[What to work on]
Each of the lines below must be written out exactly as shown.

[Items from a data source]

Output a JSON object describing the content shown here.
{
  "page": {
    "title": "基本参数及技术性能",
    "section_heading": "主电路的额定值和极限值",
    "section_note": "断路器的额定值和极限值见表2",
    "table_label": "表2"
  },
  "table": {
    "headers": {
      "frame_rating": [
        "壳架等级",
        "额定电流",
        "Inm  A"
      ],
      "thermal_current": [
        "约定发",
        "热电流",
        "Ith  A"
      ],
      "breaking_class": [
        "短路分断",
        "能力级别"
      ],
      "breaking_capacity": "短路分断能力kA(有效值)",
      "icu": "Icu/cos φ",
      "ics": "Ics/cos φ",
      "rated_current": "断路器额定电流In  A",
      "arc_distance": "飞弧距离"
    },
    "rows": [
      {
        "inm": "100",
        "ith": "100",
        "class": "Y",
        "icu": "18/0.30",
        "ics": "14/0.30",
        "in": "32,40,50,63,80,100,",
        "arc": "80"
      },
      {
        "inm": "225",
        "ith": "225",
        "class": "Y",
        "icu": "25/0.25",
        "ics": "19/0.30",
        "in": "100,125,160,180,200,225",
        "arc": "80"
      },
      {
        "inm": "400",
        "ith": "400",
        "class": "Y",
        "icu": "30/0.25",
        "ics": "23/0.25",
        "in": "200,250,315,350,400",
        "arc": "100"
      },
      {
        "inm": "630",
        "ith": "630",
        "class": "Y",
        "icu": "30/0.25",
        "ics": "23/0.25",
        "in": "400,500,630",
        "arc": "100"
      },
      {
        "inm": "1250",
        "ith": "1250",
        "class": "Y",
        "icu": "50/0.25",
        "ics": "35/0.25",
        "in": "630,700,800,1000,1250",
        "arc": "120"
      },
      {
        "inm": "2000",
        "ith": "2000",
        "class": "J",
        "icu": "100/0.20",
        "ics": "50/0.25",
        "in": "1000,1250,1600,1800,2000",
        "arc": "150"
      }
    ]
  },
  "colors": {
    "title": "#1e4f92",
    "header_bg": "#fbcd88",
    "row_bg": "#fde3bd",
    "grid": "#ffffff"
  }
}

[Result below]
Output a JSON object describing the content shown here.
{
  "page": {
    "title": "基本参数及技术性能",
    "section_heading": "主电路的额定值和极限值",
    "section_note": "断路器的额定值和极限值见表2",
    "table_label": "表2"
  },
  "table": {
    "headers": {
      "frame_rating": [
        "壳架等级",
        "额定电流",
        "Inm  A"
      ],
      "thermal_current": [
        "约定发",
        "热电流",
        "Ith  A"
      ],
      "breaking_class": [
        "短路分断",
        "能力级别"
      ],
      "breaking_capacity": "短路分断能力kA(有效值)",
      "icu": "Icu/cos φ",
      "ics": "Ics/cos φ",
      "rated_current": "断路器额定电流In  A",
      "arc_distance": "飞弧距离"
    },
    "rows": [
      {
        "inm": "100",
        "ith": "100",
        "class": "Y",
        "icu": "18/0.30",
        "ics": "14/0.30",
        "in": "32,40,50,63,80,100,",
        "arc": "80"
      },
      {
        "inm": "225",
        "ith": "225",
        "class": "Y",
        "icu": "25/0.25",
        "ics": "19/0.30",
        "in": "100,125,160,180,200,225",
        "arc": "80"
      },
      {
        "inm": "400",
        "ith": "400",
        "class": "Y",
        "icu": "30/0.25",
        "ics": "23/0.25",
        "in": "200,250,315,350,400",
        "arc": "100"
      },
      {
        "inm": "630",
        "ith": "630",
        "class": "Y",
        "icu": "30/0.25",
        "ics": "23/0.25",
        "in": "400,500,630",
        "arc": "100"
      },
      {
        "inm": "1250",
        "ith": "1250",
        "class": "Y",
        "icu": "50/0.25",
        "ics": "35/0.25",
        "in": "630,700,800,1000,1250",
        "arc": "120"
      },
      {
        "inm": "2000",
        "ith": "2000",
        "class": "J",
        "icu": "100/0.20",
        "ics": "50/0.25",
        "in": "1000,1250,1600,1800,2000",
        "arc": "150"
      }
    ]
  },
  "colors": {
    "title": "#1e4f92",
    "header_bg": "#fbcd88",
    "row_bg": "#fde3bd",
    "grid": "#ffffff"
  }
}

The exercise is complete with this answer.